That tool is called a “density bonus.” Here’s how it works: The city grants developers certain privileges, like building more housing units or taller buildings than are typically allowed. In return, the development must provide a public benefit, like adding some units designated to be rented at below-market rates.

KUT News

The elderly population in Texas is growing faster than the nation as a whole, but it's still one of the youngest states in the nation. So, what makes Texas such a young state? 

Jorge Sanhueza Lyon / KUT News

We’ve all been there. You’re stopped at a red light, it finally turns green, but the driver in front of you doesn’t seem to notice and doesn’t pull forward. You watch helplessly as the light changes to yellow, then red.

Miguel Gutierrez Jr. / KUT News

Austin is building new homes at more than twice the rate of the U.S. as a whole. Still, analysts say builders are struggling to catch up to the growing demand of homebuyers. 

Miguel Gutierrez Jr. / KUT
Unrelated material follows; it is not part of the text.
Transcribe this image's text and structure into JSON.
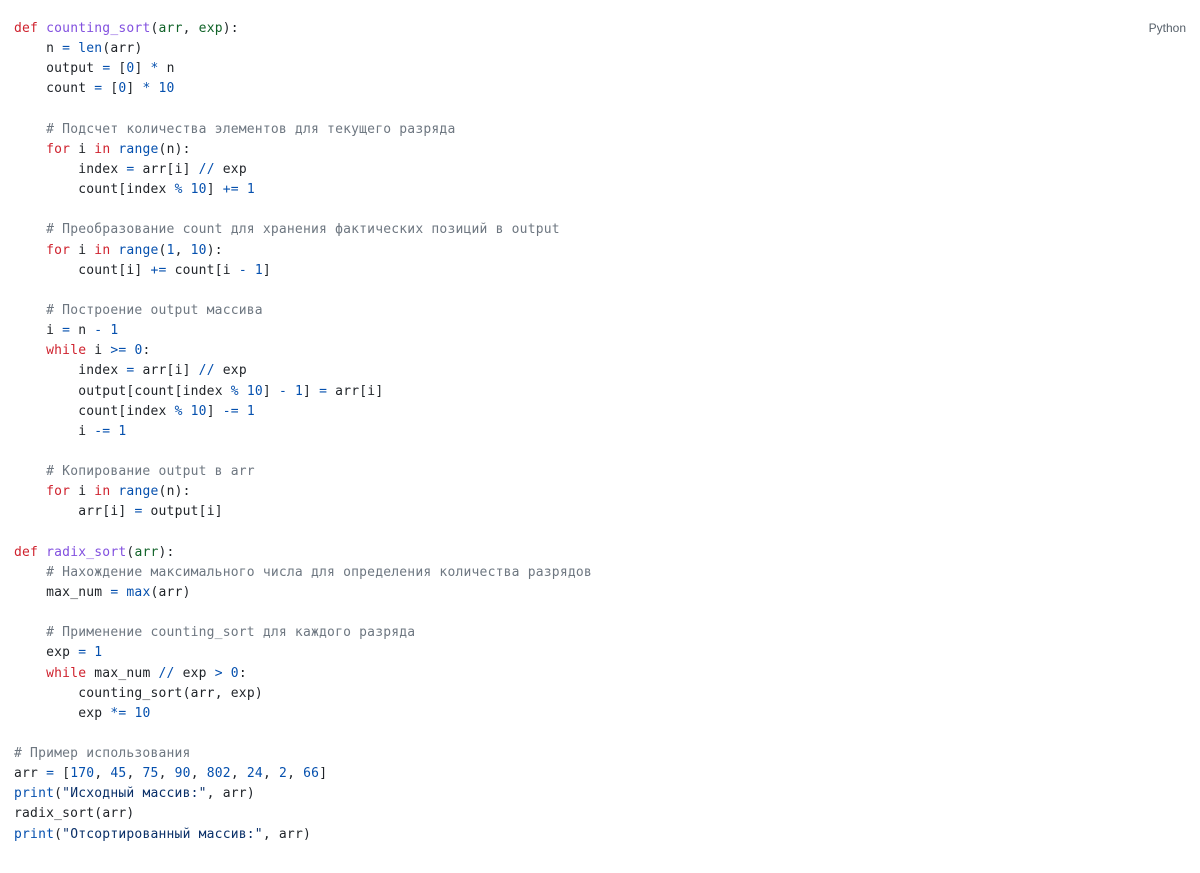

While the Austin City Council rolls out a proposition that would build out bike-friendly infrastructure, Travis County leaders are continuing work of their own on a plan of their own to improve bicycle safety across the region.
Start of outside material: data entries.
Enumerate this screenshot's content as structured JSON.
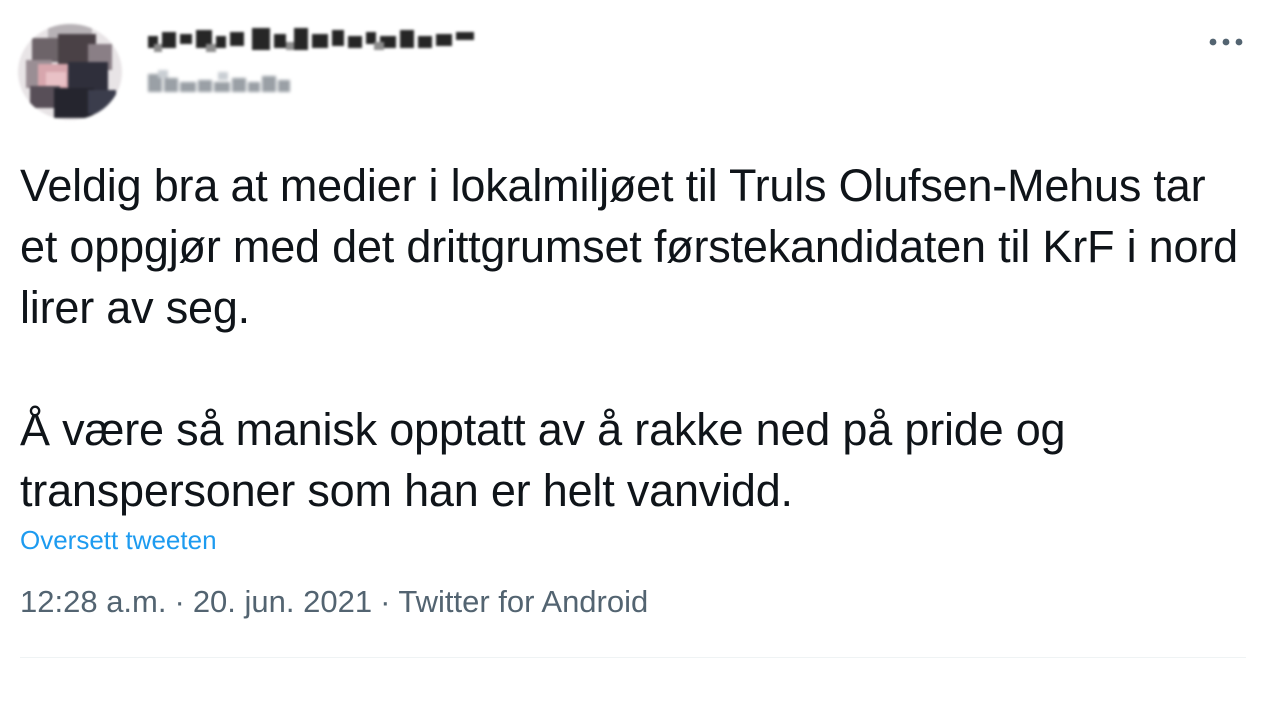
{
  "tweet": {
    "more_icon": "more-horizontal-icon",
    "paragraphs": [
      "Veldig bra at medier i lokalmiljøet til Truls Olufsen-Mehus tar et oppgjør med det drittgrumset førstekandidaten til KrF i nord lirer av seg.",
      "Å være så manisk opptatt av å rakke ned på pride og transpersoner som han er helt vanvidd."
    ],
    "translate_label": "Oversett tweeten",
    "time": "12:28 a.m.",
    "separator": "·",
    "date": "20. jun. 2021",
    "source": "Twitter for Android"
  },
  "colors": {
    "text": "#0f1419",
    "link": "#1d9bf0",
    "meta": "#536471",
    "divider": "#eff3f4"
  }
}
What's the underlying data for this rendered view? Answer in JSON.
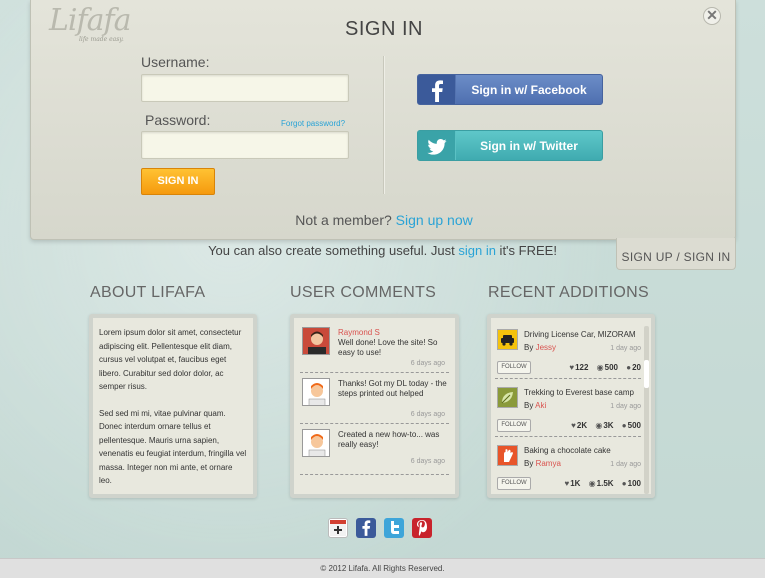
{
  "panel": {
    "logo_text": "Lifafa",
    "logo_tagline": "life made easy.",
    "title": "SIGN IN",
    "close_glyph": "✕",
    "username_label": "Username:",
    "password_label": "Password:",
    "forgot_link": "Forgot password?",
    "signin_button": "SIGN IN",
    "facebook_button": "Sign in w/ Facebook",
    "twitter_button": "Sign in w/ Twitter",
    "not_member_text": "Not a member?",
    "signup_link": "Sign up now"
  },
  "tagline": {
    "before": "You can also create something useful. Just ",
    "link": "sign in",
    "after": " it's FREE!"
  },
  "toggle_tab": "SIGN UP / SIGN IN",
  "about": {
    "heading": "ABOUT LIFAFA",
    "paragraphs": [
      "Lorem ipsum dolor sit amet, consectetur adipiscing elit. Pellentesque elit diam, cursus vel volutpat et, faucibus eget libero. Curabitur sed dolor dolor, ac semper risus.",
      "Sed sed mi mi, vitae pulvinar quam. Donec interdum ornare tellus et pellentesque. Mauris urna sapien, venenatis eu feugiat interdum, fringilla vel massa. Integer non mi ante, et ornare leo."
    ]
  },
  "comments": {
    "heading": "USER COMMENTS",
    "items": [
      {
        "name": "Raymond S",
        "text": "Well done! Love the site! So easy to use!",
        "when": "6 days ago"
      },
      {
        "name": "",
        "text": "Thanks! Got my DL today - the steps printed out helped",
        "when": "6 days ago"
      },
      {
        "name": "",
        "text": "Created a new how-to... was really easy!",
        "when": "6 days ago"
      }
    ]
  },
  "recent": {
    "heading": "RECENT ADDITIONS",
    "follow_label": "FOLLOW",
    "items": [
      {
        "title": "Driving License Car, MIZORAM",
        "by": "By ",
        "author": "Jessy",
        "when": "1 day ago",
        "likes": "122",
        "views": "500",
        "comments": "20",
        "thumb_color": "#f4c20d"
      },
      {
        "title": "Trekking to Everest base camp",
        "by": "By ",
        "author": "Aki",
        "when": "1 day ago",
        "likes": "2K",
        "views": "3K",
        "comments": "500",
        "thumb_color": "#8a9a3a"
      },
      {
        "title": "Baking a chocolate cake",
        "by": "By ",
        "author": "Ramya",
        "when": "1 day ago",
        "likes": "1K",
        "views": "1.5K",
        "comments": "100",
        "thumb_color": "#e8552a"
      }
    ]
  },
  "share_icons": [
    "google-plus-icon",
    "facebook-icon",
    "twitter-icon",
    "pinterest-icon"
  ],
  "footer": "© 2012 Lifafa. All Rights Reserved.",
  "colors": {
    "accent_blue": "#2aa3d6",
    "signin_orange": "#f7a51c",
    "facebook": "#5a78b8",
    "twitter": "#4cbabd",
    "author_red": "#d9534f"
  }
}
Miguel Gutierrez Jr. / KUT

The Austin Police Department’s new program to address homelessness is about a month old. A few weeks ago, officers took to the streets of West Campus and downtown Austin. Their goal was to better understand the needs of people experiencing homelessness who often congregate in these neighborhoods. 

Miguel Gutierrez Jr. / KUT
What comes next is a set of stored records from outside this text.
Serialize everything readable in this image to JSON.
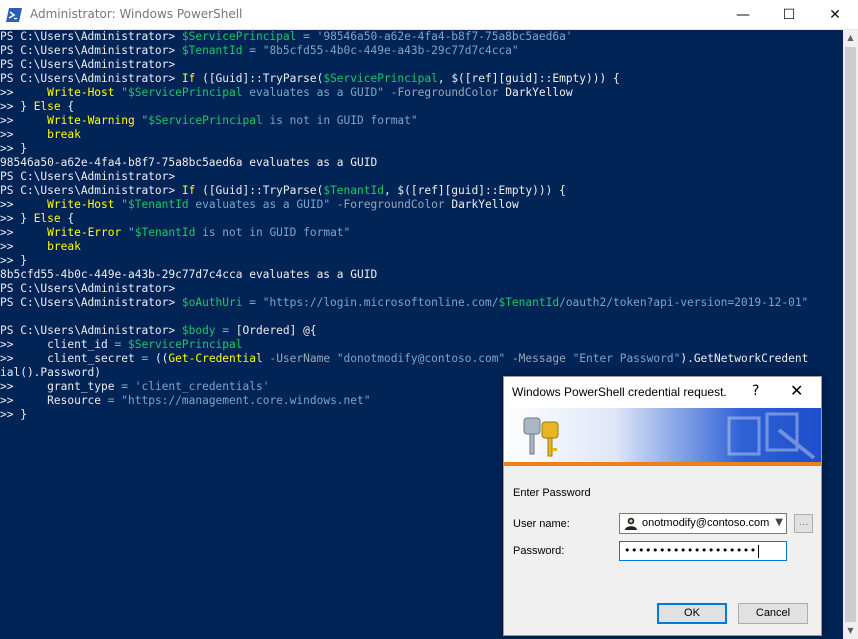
{
  "window": {
    "title": "Administrator: Windows PowerShell",
    "minimize": "—",
    "maximize": "☐",
    "close": "✕"
  },
  "console": {
    "lines": [
      [
        [
          "w",
          "PS C:\\Users\\Administrator> "
        ],
        [
          "g",
          "$ServicePrincipal"
        ],
        [
          "p",
          " = "
        ],
        [
          "s",
          "'98546a50-a62e-4fa4-b8f7-75a8bc5aed6a'"
        ]
      ],
      [
        [
          "w",
          "PS C:\\Users\\Administrator> "
        ],
        [
          "g",
          "$TenantId"
        ],
        [
          "p",
          " = "
        ],
        [
          "s",
          "\"8b5cfd55-4b0c-449e-a43b-29c77d7c4cca\""
        ]
      ],
      [
        [
          "w",
          "PS C:\\Users\\Administrator>"
        ]
      ],
      [
        [
          "w",
          "PS C:\\Users\\Administrator> "
        ],
        [
          "y",
          "If"
        ],
        [
          "w",
          " ([Guid]::TryParse("
        ],
        [
          "g",
          "$ServicePrincipal"
        ],
        [
          "w",
          ", $([ref][guid]::Empty))) {"
        ]
      ],
      [
        [
          "w",
          ">>     "
        ],
        [
          "y",
          "Write-Host"
        ],
        [
          "s",
          " \""
        ],
        [
          "g",
          "$ServicePrincipal"
        ],
        [
          "s",
          " evaluates as a GUID\""
        ],
        [
          "p",
          " -ForegroundColor"
        ],
        [
          "w",
          " DarkYellow"
        ]
      ],
      [
        [
          "w",
          ">> } "
        ],
        [
          "y",
          "Else"
        ],
        [
          "w",
          " {"
        ]
      ],
      [
        [
          "w",
          ">>     "
        ],
        [
          "y",
          "Write-Warning"
        ],
        [
          "s",
          " \""
        ],
        [
          "g",
          "$ServicePrincipal"
        ],
        [
          "s",
          " is not in GUID format\""
        ]
      ],
      [
        [
          "w",
          ">>     "
        ],
        [
          "y",
          "break"
        ]
      ],
      [
        [
          "w",
          ">> }"
        ]
      ],
      [
        [
          "o",
          "98546a50-a62e-4fa4-b8f7-75a8bc5aed6a evaluates as a GUID"
        ]
      ],
      [
        [
          "w",
          "PS C:\\Users\\Administrator>"
        ]
      ],
      [
        [
          "w",
          "PS C:\\Users\\Administrator> "
        ],
        [
          "y",
          "If"
        ],
        [
          "w",
          " ([Guid]::TryParse("
        ],
        [
          "g",
          "$TenantId"
        ],
        [
          "w",
          ", $([ref][guid]::Empty))) {"
        ]
      ],
      [
        [
          "w",
          ">>     "
        ],
        [
          "y",
          "Write-Host"
        ],
        [
          "s",
          " \""
        ],
        [
          "g",
          "$TenantId"
        ],
        [
          "s",
          " evaluates as a GUID\""
        ],
        [
          "p",
          " -ForegroundColor"
        ],
        [
          "w",
          " DarkYellow"
        ]
      ],
      [
        [
          "w",
          ">> } "
        ],
        [
          "y",
          "Else"
        ],
        [
          "w",
          " {"
        ]
      ],
      [
        [
          "w",
          ">>     "
        ],
        [
          "y",
          "Write-Error"
        ],
        [
          "s",
          " \""
        ],
        [
          "g",
          "$TenantId"
        ],
        [
          "s",
          " is not in GUID format\""
        ]
      ],
      [
        [
          "w",
          ">>     "
        ],
        [
          "y",
          "break"
        ]
      ],
      [
        [
          "w",
          ">> }"
        ]
      ],
      [
        [
          "o",
          "8b5cfd55-4b0c-449e-a43b-29c77d7c4cca evaluates as a GUID"
        ]
      ],
      [
        [
          "w",
          "PS C:\\Users\\Administrator>"
        ]
      ],
      [
        [
          "w",
          "PS C:\\Users\\Administrator> "
        ],
        [
          "g",
          "$oAuthUri"
        ],
        [
          "p",
          " = "
        ],
        [
          "s",
          "\"https://login.microsoftonline.com/"
        ],
        [
          "g",
          "$TenantId"
        ],
        [
          "s",
          "/oauth2/token?api-version=2019-12-01\""
        ]
      ],
      [],
      [
        [
          "w",
          "PS C:\\Users\\Administrator> "
        ],
        [
          "g",
          "$body"
        ],
        [
          "p",
          " = "
        ],
        [
          "w",
          "[Ordered] @{"
        ]
      ],
      [
        [
          "w",
          ">>     client_id "
        ],
        [
          "p",
          "= "
        ],
        [
          "g",
          "$ServicePrincipal"
        ]
      ],
      [
        [
          "w",
          ">>     client_secret "
        ],
        [
          "p",
          "= "
        ],
        [
          "w",
          "(("
        ],
        [
          "y",
          "Get-Credential"
        ],
        [
          "p",
          " -UserName"
        ],
        [
          "s",
          " \"donotmodify@contoso.com\""
        ],
        [
          "p",
          " -Message"
        ],
        [
          "s",
          " \"Enter Password\""
        ],
        [
          "w",
          ").GetNetworkCredent"
        ]
      ],
      [
        [
          "w",
          "ial().Password)"
        ]
      ],
      [
        [
          "w",
          ">>     grant_type "
        ],
        [
          "p",
          "= "
        ],
        [
          "s",
          "'client_credentials'"
        ]
      ],
      [
        [
          "w",
          ">>     Resource "
        ],
        [
          "p",
          "= "
        ],
        [
          "s",
          "\"https://management.core.windows.net\""
        ]
      ],
      [
        [
          "w",
          ">> }"
        ]
      ]
    ]
  },
  "dialog": {
    "title": "Windows PowerShell credential request.",
    "help": "?",
    "close": "✕",
    "message": "Enter Password",
    "username_label": "User name:",
    "username_value": "onotmodify@contoso.com",
    "password_label": "Password:",
    "password_value": "•••••••••••••••••••",
    "ok_label": "OK",
    "cancel_label": "Cancel",
    "browse_label": "..."
  }
}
Driving on the main lanes of I-35 can involve a lot of weaving, slowing and stopping. In the words of State Sen. Kirk Watson, it’s a mess. And it’s about to get even messier, at least for the next four years or so.

Jorge Sanhueza-Lyon / KUT

A new report finds the poverty rate in Travis County may be increasing.

First, let's define just what we mean by poverty. By the federal government’s standards, a family of four is living in poverty if they earn $24,036 or less annually.

A local advocacy group is hoping to shed light on the challenges faced by Austin’s Latino population.

Gilbert Rivera is starting to feel less at home in his neighborhood. For years now, the longtime East Austin resident has been watching the streets around him change.

City leaders are considering a change that could add more affordable housing throughout Austin using the state’s Homestead Preservation District (HPD) designation.

Miguel Guitierrez Jr./KUT

The Austin Police Department is changing its approach when it comes to dealing with homelessness by starting a new outreach program, targeting two areas in which those experiencing homelessness congregate.

Texas Tribune

It’s no secret that Austin’s rapid growth and gentrification have forced some residents out of their longtime neighborhoods. That trend is also posing a challenge for healthcare providers. 

Miguel Guitierrez Jr./KUT

New numbers out today from the U.S. Census Bureau show that five of the fastest growing cities in the nation are here in Texas.

Georgetown tops the list of cities with a population of 50,000 or more. The latest estimates show the Williamson County seat saw a 7.8 percent jump in residents over a recent one-year period.